Given that you specifically say "straight line depreciation", it's not clear whether you're asking about depreciation in general, or asking whether the straight line version specifically acts differently. Depreciation in general is often described as reducing your taxable income, but more precisely, it defers your taxable income. Depreciation reduces the cost basis of your asset, so when it sells, the amount of the sale price that is considered "profit" is increased.
Depreciation is a deduction from your income, not a credit. That is, it's not money you're getting from the IRS, at least not directly. Lower taxable income means lower tax, and if you've already paid more than you owe, you may get a refund, but that's different from the IRS just giving you the amount of the depreciation. Since depreciation is larger than your net income, you won't be able to fully benefit from it. You may be able to claim the loss against your other income and/or carry the loss forward. You should check with a tax professional what your options here are.
The decrease in value of your assets is an expense, so it's a bit misleading to give your net income after expenses, when that doesn't include depreciation. The depreciation for tax purposes is, of course, not necessarily the same as the actual decrease in fair market value, but when you're calculating profit, you should consider "actual" depreciation. Your calculated depreciation is more than four times your net income, which should give you pause.
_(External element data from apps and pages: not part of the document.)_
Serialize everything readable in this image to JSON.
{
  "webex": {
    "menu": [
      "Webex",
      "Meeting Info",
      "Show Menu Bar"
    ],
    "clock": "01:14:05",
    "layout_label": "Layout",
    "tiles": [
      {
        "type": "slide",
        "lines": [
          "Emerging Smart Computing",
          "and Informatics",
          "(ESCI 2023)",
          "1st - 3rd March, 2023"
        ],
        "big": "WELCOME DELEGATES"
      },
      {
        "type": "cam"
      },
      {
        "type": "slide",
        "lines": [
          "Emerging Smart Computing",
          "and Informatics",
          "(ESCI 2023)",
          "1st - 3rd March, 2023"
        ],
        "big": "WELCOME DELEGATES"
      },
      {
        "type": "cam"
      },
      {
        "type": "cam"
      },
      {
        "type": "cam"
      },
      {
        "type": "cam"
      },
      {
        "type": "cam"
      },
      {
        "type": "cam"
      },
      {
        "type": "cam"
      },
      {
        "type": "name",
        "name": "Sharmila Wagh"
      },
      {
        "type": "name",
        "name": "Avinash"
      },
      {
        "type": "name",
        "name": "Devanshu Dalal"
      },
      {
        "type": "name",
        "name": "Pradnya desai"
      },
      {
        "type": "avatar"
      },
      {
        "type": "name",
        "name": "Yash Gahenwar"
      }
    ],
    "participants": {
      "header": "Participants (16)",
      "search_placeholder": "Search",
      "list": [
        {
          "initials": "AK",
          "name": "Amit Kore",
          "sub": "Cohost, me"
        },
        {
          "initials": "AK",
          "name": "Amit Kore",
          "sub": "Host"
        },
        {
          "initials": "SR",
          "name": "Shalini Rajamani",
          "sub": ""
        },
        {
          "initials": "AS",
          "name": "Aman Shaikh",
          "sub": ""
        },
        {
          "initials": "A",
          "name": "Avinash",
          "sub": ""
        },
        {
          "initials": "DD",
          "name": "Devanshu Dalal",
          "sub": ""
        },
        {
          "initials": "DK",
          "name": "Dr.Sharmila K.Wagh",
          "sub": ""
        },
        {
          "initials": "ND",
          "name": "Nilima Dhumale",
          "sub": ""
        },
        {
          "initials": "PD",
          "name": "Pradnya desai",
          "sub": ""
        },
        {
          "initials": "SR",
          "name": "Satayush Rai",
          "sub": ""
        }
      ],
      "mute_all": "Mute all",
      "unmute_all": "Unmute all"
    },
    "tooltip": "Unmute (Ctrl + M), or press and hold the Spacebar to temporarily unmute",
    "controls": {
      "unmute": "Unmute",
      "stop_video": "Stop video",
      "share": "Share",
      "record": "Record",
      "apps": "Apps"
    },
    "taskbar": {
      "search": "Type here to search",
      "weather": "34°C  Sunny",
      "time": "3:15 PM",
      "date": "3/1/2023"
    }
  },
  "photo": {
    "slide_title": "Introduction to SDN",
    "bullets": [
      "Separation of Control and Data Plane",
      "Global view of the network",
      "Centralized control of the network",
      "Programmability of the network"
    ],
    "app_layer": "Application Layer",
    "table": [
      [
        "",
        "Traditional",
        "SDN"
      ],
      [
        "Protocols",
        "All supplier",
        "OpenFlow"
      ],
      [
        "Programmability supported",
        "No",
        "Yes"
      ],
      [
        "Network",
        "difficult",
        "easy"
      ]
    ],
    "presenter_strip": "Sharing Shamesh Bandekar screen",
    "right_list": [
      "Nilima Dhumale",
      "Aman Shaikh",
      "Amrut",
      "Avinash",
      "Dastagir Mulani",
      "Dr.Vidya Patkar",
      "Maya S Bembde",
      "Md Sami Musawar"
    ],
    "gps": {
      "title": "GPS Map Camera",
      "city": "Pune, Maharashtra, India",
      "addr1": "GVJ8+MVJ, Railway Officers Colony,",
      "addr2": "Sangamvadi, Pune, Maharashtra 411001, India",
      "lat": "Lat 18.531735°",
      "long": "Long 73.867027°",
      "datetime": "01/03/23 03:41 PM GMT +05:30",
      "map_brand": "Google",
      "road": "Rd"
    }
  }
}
Again, that's not necessarily all "real" expense, but some of it is. You should seriously consider whether your making an actual profit, especially since there may be other expenses you're not considering.
Also, I don't understand the line
(LTV * Purchase Price) / 27.5 = $4,092.92 depreciation
You give LTV as 0.8 and purchase price as $72,500, and I calculate 0.8*$72,500/27.5 as $2,1091.